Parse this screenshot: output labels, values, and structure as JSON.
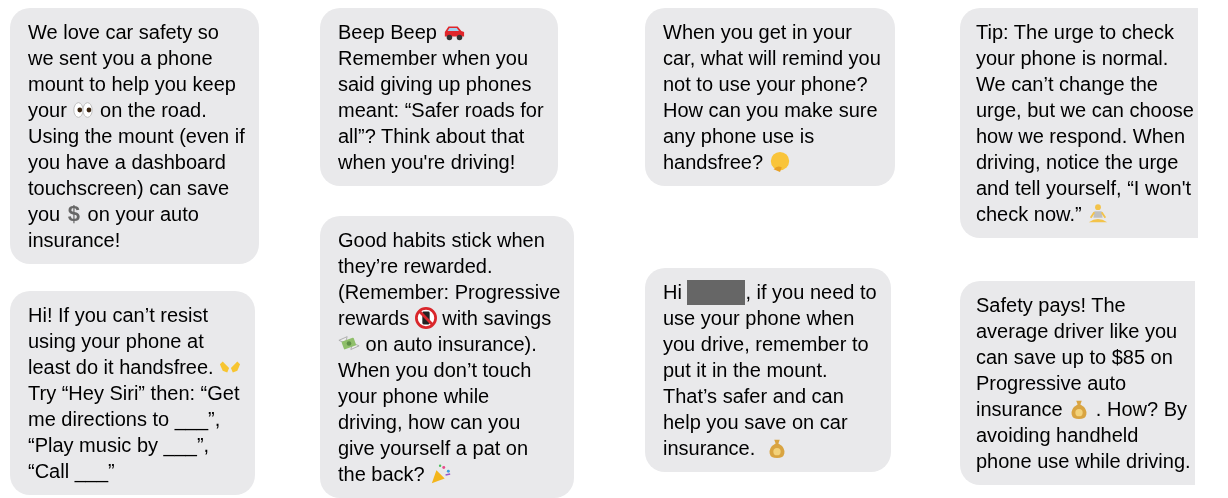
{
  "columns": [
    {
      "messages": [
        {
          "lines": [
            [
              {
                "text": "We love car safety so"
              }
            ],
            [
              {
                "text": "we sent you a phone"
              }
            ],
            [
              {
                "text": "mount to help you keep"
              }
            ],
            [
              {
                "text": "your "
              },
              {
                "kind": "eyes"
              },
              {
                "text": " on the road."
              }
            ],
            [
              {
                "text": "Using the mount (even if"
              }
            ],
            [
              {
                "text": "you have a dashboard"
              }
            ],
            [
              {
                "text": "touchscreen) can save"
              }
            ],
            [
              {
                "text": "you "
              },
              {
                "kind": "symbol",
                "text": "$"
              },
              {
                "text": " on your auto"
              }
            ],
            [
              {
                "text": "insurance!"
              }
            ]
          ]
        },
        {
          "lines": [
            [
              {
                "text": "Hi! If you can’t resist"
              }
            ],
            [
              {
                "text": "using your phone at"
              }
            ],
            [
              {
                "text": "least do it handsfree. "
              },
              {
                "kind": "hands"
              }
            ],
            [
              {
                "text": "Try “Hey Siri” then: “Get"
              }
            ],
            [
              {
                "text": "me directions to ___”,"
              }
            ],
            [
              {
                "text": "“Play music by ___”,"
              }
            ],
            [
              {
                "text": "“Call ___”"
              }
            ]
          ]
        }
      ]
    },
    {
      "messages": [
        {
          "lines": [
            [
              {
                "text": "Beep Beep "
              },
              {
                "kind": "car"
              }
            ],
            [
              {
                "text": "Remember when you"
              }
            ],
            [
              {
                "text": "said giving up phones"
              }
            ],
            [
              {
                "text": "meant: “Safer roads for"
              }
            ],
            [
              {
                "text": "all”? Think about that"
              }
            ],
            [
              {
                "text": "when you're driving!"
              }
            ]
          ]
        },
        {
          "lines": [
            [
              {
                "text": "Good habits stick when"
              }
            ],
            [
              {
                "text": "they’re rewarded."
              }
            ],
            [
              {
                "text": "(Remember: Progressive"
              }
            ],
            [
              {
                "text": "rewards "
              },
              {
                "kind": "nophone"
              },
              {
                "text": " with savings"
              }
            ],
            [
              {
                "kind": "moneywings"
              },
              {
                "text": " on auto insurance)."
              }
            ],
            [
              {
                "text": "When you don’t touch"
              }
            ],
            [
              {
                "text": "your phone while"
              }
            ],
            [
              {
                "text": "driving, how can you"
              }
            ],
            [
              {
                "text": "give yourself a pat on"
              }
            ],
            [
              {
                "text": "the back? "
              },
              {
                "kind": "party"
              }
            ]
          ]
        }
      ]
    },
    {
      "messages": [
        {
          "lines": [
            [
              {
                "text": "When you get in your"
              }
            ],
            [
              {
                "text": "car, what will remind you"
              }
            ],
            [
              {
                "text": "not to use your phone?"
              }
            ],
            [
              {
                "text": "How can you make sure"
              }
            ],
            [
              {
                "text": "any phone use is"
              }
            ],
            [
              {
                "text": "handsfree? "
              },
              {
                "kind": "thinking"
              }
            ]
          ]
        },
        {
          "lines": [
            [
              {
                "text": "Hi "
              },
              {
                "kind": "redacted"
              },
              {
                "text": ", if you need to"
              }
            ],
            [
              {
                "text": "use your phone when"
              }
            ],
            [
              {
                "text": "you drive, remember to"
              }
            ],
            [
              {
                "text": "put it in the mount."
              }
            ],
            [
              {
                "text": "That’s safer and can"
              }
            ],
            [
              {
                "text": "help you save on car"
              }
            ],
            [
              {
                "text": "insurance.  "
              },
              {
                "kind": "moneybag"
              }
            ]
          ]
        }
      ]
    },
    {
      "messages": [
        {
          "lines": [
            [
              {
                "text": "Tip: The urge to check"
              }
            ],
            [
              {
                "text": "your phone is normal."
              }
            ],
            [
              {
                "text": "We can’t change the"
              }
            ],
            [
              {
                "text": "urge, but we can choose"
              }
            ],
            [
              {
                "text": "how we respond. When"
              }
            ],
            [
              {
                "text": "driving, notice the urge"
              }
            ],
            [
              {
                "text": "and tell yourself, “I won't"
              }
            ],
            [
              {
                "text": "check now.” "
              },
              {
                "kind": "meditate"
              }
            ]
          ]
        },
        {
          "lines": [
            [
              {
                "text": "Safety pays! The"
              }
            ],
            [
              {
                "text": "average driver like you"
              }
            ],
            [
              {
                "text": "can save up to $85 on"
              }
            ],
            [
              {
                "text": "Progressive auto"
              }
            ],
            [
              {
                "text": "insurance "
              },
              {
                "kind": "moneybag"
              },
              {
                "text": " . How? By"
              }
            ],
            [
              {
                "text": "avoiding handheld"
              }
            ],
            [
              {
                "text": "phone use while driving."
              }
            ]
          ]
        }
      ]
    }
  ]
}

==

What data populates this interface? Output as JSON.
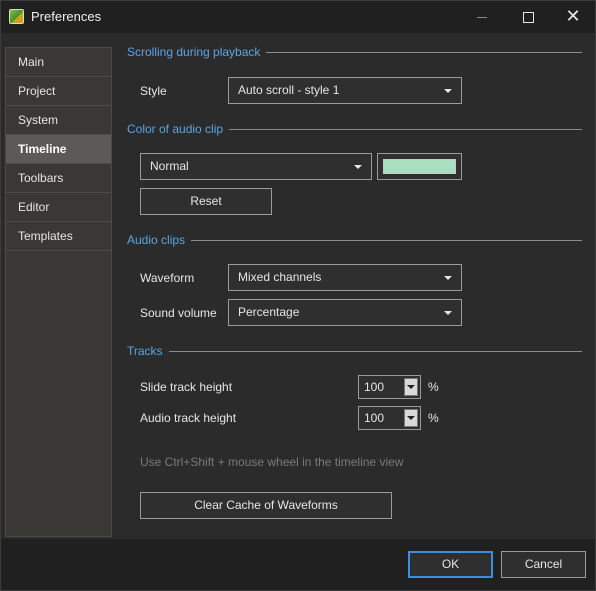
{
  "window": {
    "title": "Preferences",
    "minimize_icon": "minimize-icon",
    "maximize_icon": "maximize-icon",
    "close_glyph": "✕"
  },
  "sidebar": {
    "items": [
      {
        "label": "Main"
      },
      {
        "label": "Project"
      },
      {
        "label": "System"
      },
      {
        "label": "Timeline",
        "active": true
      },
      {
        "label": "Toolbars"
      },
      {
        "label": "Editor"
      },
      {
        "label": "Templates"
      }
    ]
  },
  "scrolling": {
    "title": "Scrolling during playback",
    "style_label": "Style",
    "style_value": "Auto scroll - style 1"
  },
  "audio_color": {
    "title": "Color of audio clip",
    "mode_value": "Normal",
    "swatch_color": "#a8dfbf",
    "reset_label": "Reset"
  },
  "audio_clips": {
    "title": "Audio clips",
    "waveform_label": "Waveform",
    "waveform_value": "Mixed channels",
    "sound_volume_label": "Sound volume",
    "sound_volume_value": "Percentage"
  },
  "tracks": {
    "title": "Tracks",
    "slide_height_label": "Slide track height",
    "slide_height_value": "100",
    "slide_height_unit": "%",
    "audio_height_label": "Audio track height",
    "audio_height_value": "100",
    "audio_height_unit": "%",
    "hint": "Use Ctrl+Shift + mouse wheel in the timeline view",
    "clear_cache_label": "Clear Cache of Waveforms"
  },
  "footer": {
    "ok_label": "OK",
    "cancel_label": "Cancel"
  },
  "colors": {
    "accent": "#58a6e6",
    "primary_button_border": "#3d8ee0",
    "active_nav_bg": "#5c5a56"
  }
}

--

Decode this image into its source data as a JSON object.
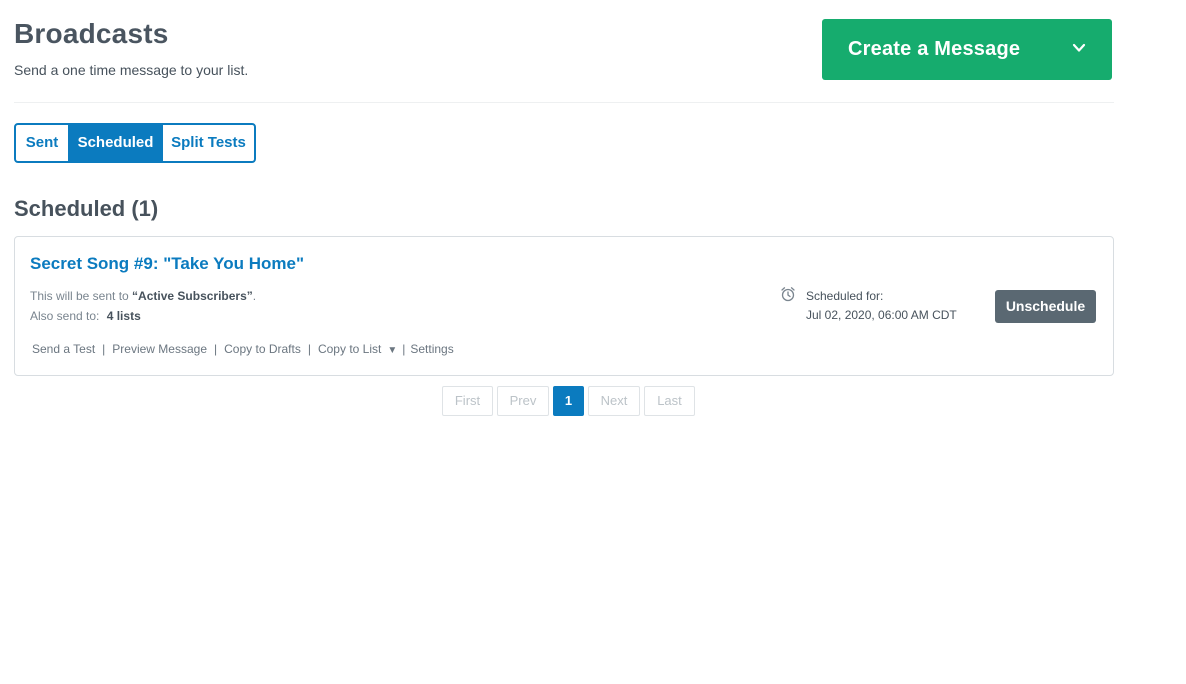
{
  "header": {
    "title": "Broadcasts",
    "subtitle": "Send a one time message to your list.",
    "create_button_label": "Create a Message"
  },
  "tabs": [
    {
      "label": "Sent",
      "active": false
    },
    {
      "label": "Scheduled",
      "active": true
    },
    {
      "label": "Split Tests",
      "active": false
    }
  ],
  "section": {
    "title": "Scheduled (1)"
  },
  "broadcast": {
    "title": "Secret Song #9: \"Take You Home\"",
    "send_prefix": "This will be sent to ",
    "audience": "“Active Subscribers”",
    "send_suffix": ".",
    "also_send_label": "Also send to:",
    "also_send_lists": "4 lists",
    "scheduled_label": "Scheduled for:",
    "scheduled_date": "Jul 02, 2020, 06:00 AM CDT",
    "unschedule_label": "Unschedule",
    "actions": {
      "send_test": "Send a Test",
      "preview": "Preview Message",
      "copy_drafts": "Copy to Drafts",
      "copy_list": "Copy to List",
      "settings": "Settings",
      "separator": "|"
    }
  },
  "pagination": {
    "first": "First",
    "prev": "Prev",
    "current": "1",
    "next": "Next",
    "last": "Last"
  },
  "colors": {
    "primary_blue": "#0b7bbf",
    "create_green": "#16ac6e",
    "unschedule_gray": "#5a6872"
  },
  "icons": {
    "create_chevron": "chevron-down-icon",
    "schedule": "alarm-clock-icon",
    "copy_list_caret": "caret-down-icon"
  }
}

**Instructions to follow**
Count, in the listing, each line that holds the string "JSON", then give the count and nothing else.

**Your response**
3